If you told me last year that if I started then I would have a collection after almost a year, I wouldn't believe you. Of course it was common sense. Create now, be consistent, and after some time you would have created more. The math was '4 times 6 equals 24'. If I wrote weekly, after six months I would have 24 articles under my belt. However, fear impaired my vision. The logic was simple but I couldn't grasp it. I was a zero.
I wasn't a graduate of some English major. I never attended a writing seminar. My writing credentials that I wasn't proud of included the high school paper, competing in an inter-school writing competition where I lost, and a fan fiction. I unsuccessfully blogged before but I lost interest and quit. To make everything worse, I was my own enemy. Unjustly comparing myself to other writers (professionals especially), I kept believing I was a zero.
“If you want to be a writer, write.” This was what most of them said. I scoured the Internet looking for evidence that someone like me could be a writer too. There was an abundance of tips and motivations. It was easy to be inspired but to be truly motivated I had to stop being vexatious to myself. My writing doubts and fears must be put behind me so I could start anew. I reset my journey to zero.
My Muse, after years of separation, reunited with me. On my shoulder, there she was every night feeding me energy and inspiration. I wrote like a fearless voyager, not scared of uncharted territories, not satisfied with discovering one island. Riding on my momentum, one thing was made clear to me - I was no longer a zero.
If you told me that my Muse would never leave me again now that we were reunited, I would've believed you. But she hadn't changed at all. One night in my sleep she left, taking my recreational drugs with her. I had already formed a habit then so I could not abandon writing. I had made a writing schedule that I'd been diligently following for the past few months. I kept on writing despite my creative well almost sucked dry to the bottom. There was one thing that kept me from quitting - I didn't want to go back to being a zero.

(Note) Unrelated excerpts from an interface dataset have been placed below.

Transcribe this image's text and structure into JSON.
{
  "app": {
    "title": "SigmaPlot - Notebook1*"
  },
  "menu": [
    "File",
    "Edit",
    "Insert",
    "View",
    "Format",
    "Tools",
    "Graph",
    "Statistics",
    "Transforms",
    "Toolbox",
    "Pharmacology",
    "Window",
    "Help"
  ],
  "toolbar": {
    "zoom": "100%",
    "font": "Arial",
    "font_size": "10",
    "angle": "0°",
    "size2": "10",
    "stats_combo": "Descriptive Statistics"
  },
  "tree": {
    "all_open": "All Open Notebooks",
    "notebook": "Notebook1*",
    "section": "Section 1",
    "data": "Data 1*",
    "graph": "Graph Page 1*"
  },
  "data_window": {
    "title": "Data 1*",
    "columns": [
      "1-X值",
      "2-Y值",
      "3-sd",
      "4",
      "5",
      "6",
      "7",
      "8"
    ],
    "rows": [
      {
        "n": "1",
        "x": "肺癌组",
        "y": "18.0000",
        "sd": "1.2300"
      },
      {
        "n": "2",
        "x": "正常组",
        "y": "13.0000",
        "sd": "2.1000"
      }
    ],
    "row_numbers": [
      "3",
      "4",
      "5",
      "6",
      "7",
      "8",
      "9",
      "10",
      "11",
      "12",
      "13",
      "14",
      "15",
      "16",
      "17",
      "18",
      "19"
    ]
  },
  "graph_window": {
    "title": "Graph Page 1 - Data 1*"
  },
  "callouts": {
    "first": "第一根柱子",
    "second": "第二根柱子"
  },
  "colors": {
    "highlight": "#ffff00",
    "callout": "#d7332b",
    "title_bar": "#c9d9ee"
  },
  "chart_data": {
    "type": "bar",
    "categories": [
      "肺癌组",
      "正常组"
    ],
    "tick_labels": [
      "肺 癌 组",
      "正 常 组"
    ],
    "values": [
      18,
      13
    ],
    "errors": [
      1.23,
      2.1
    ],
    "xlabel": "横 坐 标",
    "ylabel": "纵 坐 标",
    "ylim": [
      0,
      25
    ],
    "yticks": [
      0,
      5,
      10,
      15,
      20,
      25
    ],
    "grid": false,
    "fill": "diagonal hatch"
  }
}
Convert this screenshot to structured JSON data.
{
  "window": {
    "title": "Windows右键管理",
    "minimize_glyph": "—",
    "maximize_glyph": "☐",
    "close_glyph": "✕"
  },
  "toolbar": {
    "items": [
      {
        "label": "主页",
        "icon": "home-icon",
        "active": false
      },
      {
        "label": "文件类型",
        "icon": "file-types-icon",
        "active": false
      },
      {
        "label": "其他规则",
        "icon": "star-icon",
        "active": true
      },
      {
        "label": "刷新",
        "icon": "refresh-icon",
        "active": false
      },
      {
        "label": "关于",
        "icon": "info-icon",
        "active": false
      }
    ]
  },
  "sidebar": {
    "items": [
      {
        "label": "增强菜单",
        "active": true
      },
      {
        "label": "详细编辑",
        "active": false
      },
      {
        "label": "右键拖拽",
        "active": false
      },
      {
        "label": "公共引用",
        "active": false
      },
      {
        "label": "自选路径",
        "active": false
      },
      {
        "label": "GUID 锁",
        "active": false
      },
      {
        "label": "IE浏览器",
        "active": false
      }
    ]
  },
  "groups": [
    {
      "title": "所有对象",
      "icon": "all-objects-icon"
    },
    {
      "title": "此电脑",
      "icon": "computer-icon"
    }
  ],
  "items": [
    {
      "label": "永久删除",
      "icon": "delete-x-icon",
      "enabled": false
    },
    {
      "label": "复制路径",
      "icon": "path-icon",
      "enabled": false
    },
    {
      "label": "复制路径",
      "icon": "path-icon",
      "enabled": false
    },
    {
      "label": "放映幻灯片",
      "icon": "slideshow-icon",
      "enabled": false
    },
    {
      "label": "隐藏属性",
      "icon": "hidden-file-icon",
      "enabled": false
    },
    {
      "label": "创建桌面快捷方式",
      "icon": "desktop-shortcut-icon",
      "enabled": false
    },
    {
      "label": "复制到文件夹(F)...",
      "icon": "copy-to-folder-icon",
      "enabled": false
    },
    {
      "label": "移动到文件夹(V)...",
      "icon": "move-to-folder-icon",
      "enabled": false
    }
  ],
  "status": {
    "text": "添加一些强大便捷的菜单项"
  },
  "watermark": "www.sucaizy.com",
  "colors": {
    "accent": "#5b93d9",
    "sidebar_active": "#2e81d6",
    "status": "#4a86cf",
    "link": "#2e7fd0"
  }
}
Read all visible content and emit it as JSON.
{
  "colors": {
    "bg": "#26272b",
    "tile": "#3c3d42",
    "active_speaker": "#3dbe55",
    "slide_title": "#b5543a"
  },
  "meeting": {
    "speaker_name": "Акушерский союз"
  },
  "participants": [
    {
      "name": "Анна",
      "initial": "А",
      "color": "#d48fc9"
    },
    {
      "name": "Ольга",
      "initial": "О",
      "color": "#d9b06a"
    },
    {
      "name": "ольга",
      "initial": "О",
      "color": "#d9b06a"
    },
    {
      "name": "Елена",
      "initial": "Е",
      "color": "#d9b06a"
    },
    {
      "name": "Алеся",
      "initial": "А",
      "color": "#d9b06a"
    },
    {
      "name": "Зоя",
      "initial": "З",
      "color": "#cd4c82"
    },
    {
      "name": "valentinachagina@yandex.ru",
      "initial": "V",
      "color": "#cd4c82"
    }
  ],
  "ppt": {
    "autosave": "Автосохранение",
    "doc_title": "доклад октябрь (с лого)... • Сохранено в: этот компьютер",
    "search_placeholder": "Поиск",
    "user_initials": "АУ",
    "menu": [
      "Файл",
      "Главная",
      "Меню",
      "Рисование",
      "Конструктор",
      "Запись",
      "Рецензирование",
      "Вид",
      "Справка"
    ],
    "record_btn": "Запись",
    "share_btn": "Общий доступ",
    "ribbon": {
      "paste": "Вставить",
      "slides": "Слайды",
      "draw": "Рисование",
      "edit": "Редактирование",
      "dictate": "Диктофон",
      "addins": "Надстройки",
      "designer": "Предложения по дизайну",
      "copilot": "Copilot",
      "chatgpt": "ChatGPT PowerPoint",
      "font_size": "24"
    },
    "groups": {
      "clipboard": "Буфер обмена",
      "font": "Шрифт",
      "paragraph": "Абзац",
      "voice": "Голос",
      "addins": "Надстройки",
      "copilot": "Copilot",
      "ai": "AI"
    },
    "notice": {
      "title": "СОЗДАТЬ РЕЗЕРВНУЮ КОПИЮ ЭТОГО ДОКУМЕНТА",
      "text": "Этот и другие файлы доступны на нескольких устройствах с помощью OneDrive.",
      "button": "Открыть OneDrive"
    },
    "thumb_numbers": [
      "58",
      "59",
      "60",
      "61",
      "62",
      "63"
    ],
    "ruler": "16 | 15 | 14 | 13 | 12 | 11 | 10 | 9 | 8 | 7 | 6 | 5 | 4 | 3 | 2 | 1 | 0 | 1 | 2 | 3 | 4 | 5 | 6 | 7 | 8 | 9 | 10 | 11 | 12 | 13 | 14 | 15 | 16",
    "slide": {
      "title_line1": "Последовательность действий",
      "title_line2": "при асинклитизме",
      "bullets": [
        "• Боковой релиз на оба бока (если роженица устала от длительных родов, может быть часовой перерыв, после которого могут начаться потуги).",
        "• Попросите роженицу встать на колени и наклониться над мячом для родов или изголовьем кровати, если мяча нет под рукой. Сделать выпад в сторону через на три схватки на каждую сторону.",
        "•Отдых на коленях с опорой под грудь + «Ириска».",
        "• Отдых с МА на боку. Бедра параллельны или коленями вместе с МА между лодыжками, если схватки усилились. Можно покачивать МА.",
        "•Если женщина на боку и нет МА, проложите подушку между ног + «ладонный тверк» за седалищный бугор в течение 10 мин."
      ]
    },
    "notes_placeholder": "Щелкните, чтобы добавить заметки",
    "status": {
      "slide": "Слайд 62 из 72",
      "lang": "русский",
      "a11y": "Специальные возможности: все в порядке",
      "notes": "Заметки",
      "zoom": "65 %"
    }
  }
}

The document + messaging app Quip had been my other companion in my writing journey. Even when the app was made with collaboration in mind, I used it by myself like I was my own enterprise. All my drafts, ideas, and notes were written there. I could access it anytime, anywhere - with my iPhone, iPad, or even my PC and Mac. One day, like an unannounced rain in a stretch of drought, a scene appeared to me with the help of Quip. It had been there for quite some time but my four eyes couldn't see it. My Quip desktop lay naked in front of me. The app, which I had been loving for a long time, finally spoke to me, “You've come a long way from being a zero.”
Folders. Green. Red. Blue. Labels. Poetry. Notes. Prompt. I remembered only having two folders and a couple of documents there. I wasn't able to keep close track of time and then I was seeing my work had expanded. There used to be only one document there before. I was seeing more. Whatever lingering leftover doubts for myself burned to ashes. Who wrote all of these? Someone who used to believe he was a zero.
Heroes. Mark Twain, John Maxwell, Maya Angelou, Stephen Wilbers, Johanna Spyri, Jeff Gerke - these are names of a few of my heroes. Heroes are people who do extraordinary things with value for others. They touch our lives, open our eyes, and teach us a lesson. I don't just admire them, I want to be like them. If there is something that encourages me to aspire to be like them is the truth that my heroes started as zeroes.
Zero, hero. Hero, zero. It's a one-letter change that makes a lot of difference. Am I a hero already? I better not answer this question myself. What I know is it's a long journey where one shouldn't stop. If ever something malevolent crosses my path with the intent of breaking my spirit, one word shall remind me that nothing can be achieved in succumbing to fear. Zero.
Cover image: Horse racing by Paul